===== GIVEN RECORDS

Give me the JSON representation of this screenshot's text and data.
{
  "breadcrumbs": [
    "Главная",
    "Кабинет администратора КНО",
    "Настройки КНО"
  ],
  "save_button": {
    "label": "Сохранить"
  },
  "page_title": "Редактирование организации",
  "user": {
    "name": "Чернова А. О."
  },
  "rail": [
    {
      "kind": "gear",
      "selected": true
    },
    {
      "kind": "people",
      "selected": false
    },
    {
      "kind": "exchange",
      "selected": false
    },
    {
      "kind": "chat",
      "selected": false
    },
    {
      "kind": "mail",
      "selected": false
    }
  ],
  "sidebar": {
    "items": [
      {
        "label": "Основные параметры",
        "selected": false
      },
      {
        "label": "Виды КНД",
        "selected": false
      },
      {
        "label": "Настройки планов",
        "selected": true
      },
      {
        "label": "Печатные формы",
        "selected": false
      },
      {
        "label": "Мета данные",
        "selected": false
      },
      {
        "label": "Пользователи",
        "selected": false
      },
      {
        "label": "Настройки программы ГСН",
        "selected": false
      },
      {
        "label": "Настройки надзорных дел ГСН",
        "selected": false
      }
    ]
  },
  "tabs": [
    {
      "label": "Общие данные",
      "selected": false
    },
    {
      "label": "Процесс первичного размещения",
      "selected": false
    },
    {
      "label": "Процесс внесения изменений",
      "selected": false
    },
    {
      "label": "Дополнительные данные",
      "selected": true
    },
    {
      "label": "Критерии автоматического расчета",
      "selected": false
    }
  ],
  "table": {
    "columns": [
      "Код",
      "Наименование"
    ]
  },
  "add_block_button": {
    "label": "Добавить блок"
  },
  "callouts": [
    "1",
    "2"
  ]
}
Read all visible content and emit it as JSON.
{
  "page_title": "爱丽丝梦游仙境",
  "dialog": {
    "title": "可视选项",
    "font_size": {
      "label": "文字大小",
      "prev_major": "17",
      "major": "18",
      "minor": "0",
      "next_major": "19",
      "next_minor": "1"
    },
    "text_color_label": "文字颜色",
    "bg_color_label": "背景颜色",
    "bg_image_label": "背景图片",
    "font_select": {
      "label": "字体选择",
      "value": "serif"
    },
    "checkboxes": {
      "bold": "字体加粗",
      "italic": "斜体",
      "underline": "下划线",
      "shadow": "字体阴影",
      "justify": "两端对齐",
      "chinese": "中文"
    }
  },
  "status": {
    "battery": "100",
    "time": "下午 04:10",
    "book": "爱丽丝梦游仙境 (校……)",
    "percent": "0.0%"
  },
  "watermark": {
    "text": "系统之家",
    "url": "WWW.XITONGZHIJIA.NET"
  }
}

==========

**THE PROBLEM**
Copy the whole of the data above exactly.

**ANSWER TO THIS EXERCISE**
Give me the JSON representation of this screenshot's text and data.
{
  "breadcrumbs": [
    "Главная",
    "Кабинет администратора КНО",
    "Настройки КНО"
  ],
  "save_button": {
    "label": "Сохранить"
  },
  "page_title": "Редактирование организации",
  "user": {
    "name": "Чернова А. О."
  },
  "rail": [
    {
      "kind": "gear",
      "selected": true
    },
    {
      "kind": "people",
      "selected": false
    },
    {
      "kind": "exchange",
      "selected": false
    },
    {
      "kind": "chat",
      "selected": false
    },
    {
      "kind": "mail",
      "selected": false
    }
  ],
  "sidebar": {
    "items": [
      {
        "label": "Основные параметры",
        "selected": false
      },
      {
        "label": "Виды КНД",
        "selected": false
      },
      {
        "label": "Настройки планов",
        "selected": true
      },
      {
        "label": "Печатные формы",
        "selected": false
      },
      {
        "label": "Мета данные",
        "selected": false
      },
      {
        "label": "Пользователи",
        "selected": false
      },
      {
        "label": "Настройки программы ГСН",
        "selected": false
      },
      {
        "label": "Настройки надзорных дел ГСН",
        "selected": false
      }
    ]
  },
  "tabs": [
    {
      "label": "Общие данные",
      "selected": false
    },
    {
      "label": "Процесс первичного размещения",
      "selected": false
    },
    {
      "label": "Процесс внесения изменений",
      "selected": false
    },
    {
      "label": "Дополнительные данные",
      "selected": true
    },
    {
      "label": "Критерии автоматического расчета",
      "selected": false
    }
  ],
  "table": {
    "columns": [
      "Код",
      "Наименование"
    ]
  },
  "add_block_button": {
    "label": "Добавить блок"
  },
  "callouts": [
    "1",
    "2"
  ]
}
Read all visible content and emit it as JSON.
{
  "page_title": "爱丽丝梦游仙境",
  "dialog": {
    "title": "可视选项",
    "font_size": {
      "label": "文字大小",
      "prev_major": "17",
      "major": "18",
      "minor": "0",
      "next_major": "19",
      "next_minor": "1"
    },
    "text_color_label": "文字颜色",
    "bg_color_label": "背景颜色",
    "bg_image_label": "背景图片",
    "font_select": {
      "label": "字体选择",
      "value": "serif"
    },
    "checkboxes": {
      "bold": "字体加粗",
      "italic": "斜体",
      "underline": "下划线",
      "shadow": "字体阴影",
      "justify": "两端对齐",
      "chinese": "中文"
    }
  },
  "status": {
    "battery": "100",
    "time": "下午 04:10",
    "book": "爱丽丝梦游仙境 (校……)",
    "percent": "0.0%"
  },
  "watermark": {
    "text": "系统之家",
    "url": "WWW.XITONGZHIJIA.NET"
  }
}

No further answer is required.